The section 17A definition covers the legal structure of an SMSF. It determines which individuals can be in an SMSF together. The section 10 definition, on the other hand, covers investment transactions involving related parties.

So, if your cousin or your former spouse is not a member of your SMSF, then you can lend to them. But if they are members of your SMSF, then your SMSF cannot lend to them.

The superannuation law can be complex as it has various twists. The fact that professionals can get it wrong suggests that if you receive advice that seems too good to be true, get a second opinion. It helps to have a good working knowledge of the law in spotting advice that is not up to the mark.

 

Monica Rule is an SMSF Specialist and author of The Self Managed Super Handbook – Superannuation Law for SMSFs in plain English. See www.monicarule.com.au.

RELATED ARTICLES

Court holds SMSF trustees accountable

5 common mistakes in running an SMSF

Heed my problems borrowing in my SMSF

Most viewed in recent weeks

Retirees facing steep increases for basic items

ASFA has updated its tables on how much money is needed for a 'comfortable' or 'modest' lifestyle in retirement, but there are some prices rising well ahead of inflation.

Adele Ferguson on ‘Banking Bad’ and weaving magic

The journalist most responsible for the calling of the Royal Commission takes care not to be roped in by everyone with a complaint to push. It takes experienced judgement to gather the right information.

Let’s stop calling them ‘bond proxies’

With cash and term deposit rates at all-time lows, and fixed interest bonds not much better, investors are looking for ‘bond proxies’ to deliver more income. But is ‘proxy’ a misnomer, and what are they anyway?

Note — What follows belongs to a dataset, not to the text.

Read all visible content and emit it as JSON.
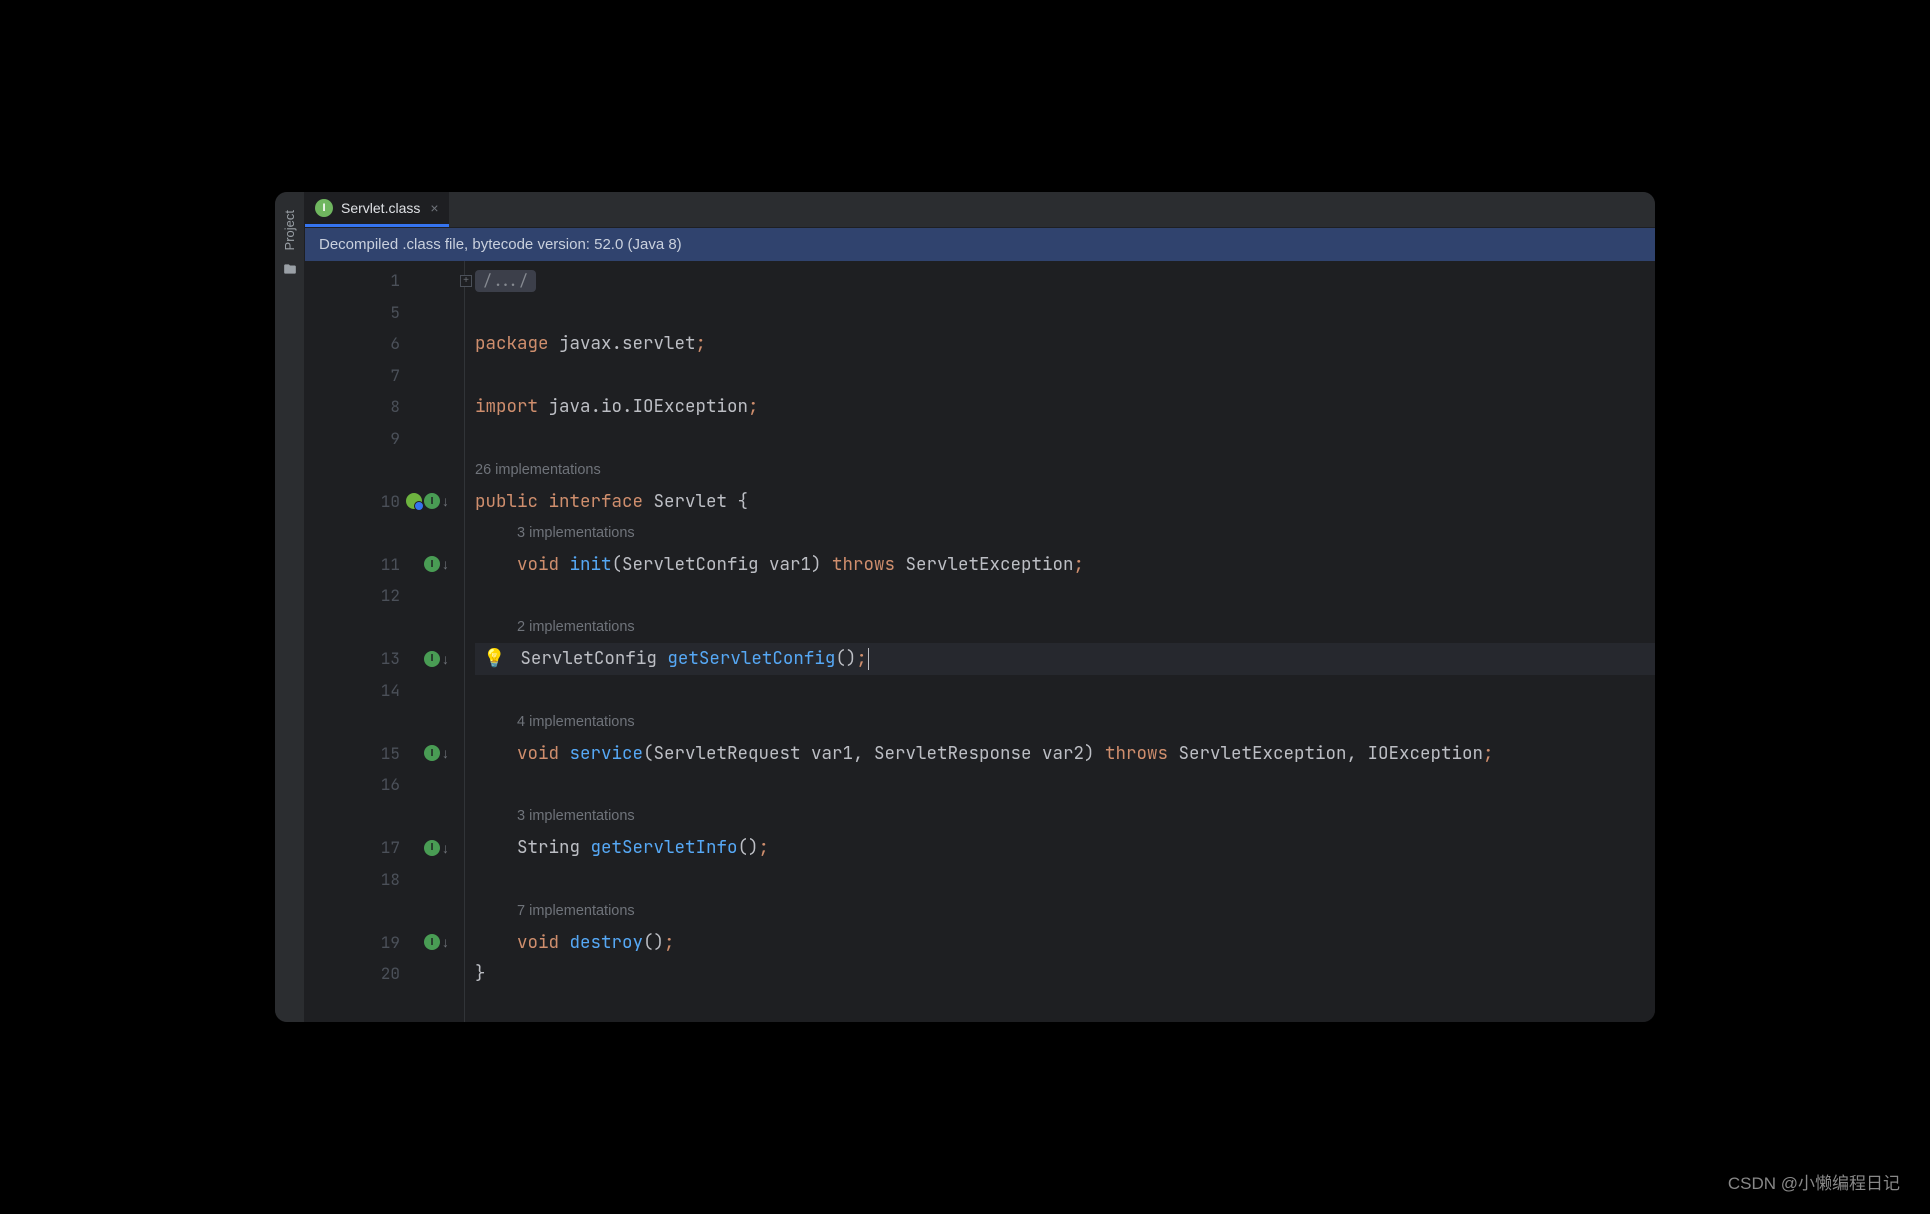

Six warning bells against property spruikers

Property spruikers use common techniques, and con men will increasingly target older people who feel they do not have enough financial independence for their retirement years.

Helping your children build their super

It has become more difficult to build large superannuation balances with contribution caps and more people paying off home loans for longer. How can wealthy parents help their adult children?

Fidelity

banner

Sponsors

Alliances

Special eBooks

Specially-selected collections of the best articles 

Read more

Earn CPD Hours

Accredited CPD hours reading Firstlinks

Read more

Pandora Archive

Firstlinks articles are collected in Pandora, Australia's national archive.

Read more